Last updated March 29, 2018.
The foreclosure process is complex and intimidating. When will you have to leave? When is it too late to reverse the process? How long does foreclosure take in Ohio? If you’re worried about losing your home to foreclosure, check out this guide to the foreclosure process in Ohio.
Ohio Foreclosure Process Timeline
The outline below is a guide to the legalities of the Ohio foreclosure process timeline. As a practical matter, foreclosure timelines can vary considerably based on the market, number of defaults, value of real estate, etc. Don’t hesitate to contact us today if you are facing foreclosure — we may be able to help.
Day 1-15: Missing a Payment
Day 1 is the day you miss a payment. You’ll be able to make your regular payment for two weeks without any repercussions. After Day 15, your lender will start to assess late fees.
Day 45-60: Notice of Breach
Six weeks to two months after your first missed payment, your lender will usually send you a letter indicating that you are in breach of your mortgage contract. That letter will include your options for catching up on your payments and will describe what you can expect if you don’t.
Day 90: Ohio Foreclosure Lawsuit Filed
Ohio is a judicial foreclosure state. This means that the Ohio court system oversees the foreclosure process, and banks must file a lawsuit and seek court approval in the form of a judgment before completing a foreclosure sale. Three months after your first missed payment, your lender can instigate a foreclosure proceeding with the court. You’ll receive a summons and a copy of the complaint.

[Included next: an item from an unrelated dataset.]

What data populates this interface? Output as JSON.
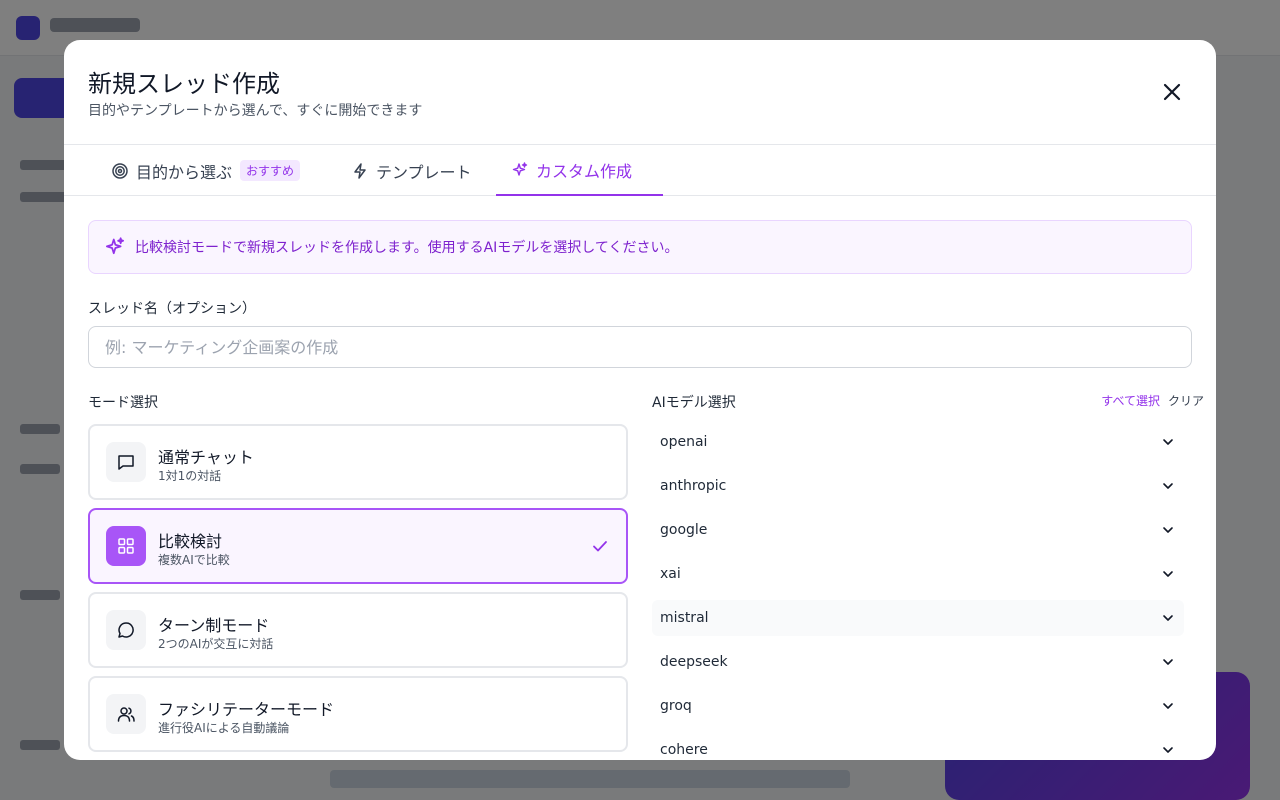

Remember: While your bank can initiate foreclosure proceedings soon after a default, many will wait 6 months or more to get the foreclosure process started.
Day 118: File Answer with Court
You have until Day 118 (28 days after the lawsuit is filed) to file an official answer to the summons with the court. You may request mediation during this time or you may ask for additional time to work with your lender. If you don’t file an answer to the summons, your lender will file for summary judgment. If granted, summary judgment will give your lender the right to sell your home.
When the court grants the lender’s motion for summary judgment, the lender can then contact the sheriff’s office and set up a sheriff’s sale. That process can take anywhere from a couple of weeks to a few months, depending on how busy the court is in your county. On the day of the sheriff’s sale, your home will be sold but you will not yet have to vacate the premises.
Redemption Period: Up to 90 Days
The sheriff must inform the court within 60 days of the sale. The court then has 30 days to confirm the sale. This process could take anywhere from a couple of days to the full 90 days. The time between the sale and the court’s confirmation is called the redemption period. During the redemption period, you have the legal right to buy your home back for the sale price plus any fees incurred during the foreclosure process.
If you do not redeem your home, the sheriff will notify you that you must leave your home.
How to Avoid the Sale of Your Home
The best way to avoid the sale of your home is to stay away from the foreclosure process altogether. If you miss a payment, reach out to your lender. Let them know you’re having financial trouble. Explain your situation and tell them that you want to make payments and keep your house. The foreclosure process is time-consuming and expensive for your lender. They’d rather work out a payment plan with you than go through that hassle.
If you do find yourself in foreclosure proceedings, it’s still a good idea to reach out to your lender. You may be able to reach an agreement at some point during the process. You should also make payments as you are able. It will show both your lender and the court that you’re truly trying to keep up with your mortgage rather than just abandoning it.
Bankruptcy Stops Foreclosure
If you’re headed for foreclosure, remember that you have another option: bankruptcy. If you file for bankruptcy at any time before or during the foreclosure process, the bank will be forced to stop foreclosure. Bankruptcy won’t wipe out your mortgage, but it can give you the time and space you need to get back on track with your payments and let you keep your house. Bankruptcy will also help with other debts and may significantly reduce the total amount you owe.
If you’d like to know more about how bankruptcy can help you, contact one of our experienced bankruptcy attorneys. We have law offices in Dayton, Mason, Springfield, and Vandalia and offer a free case review.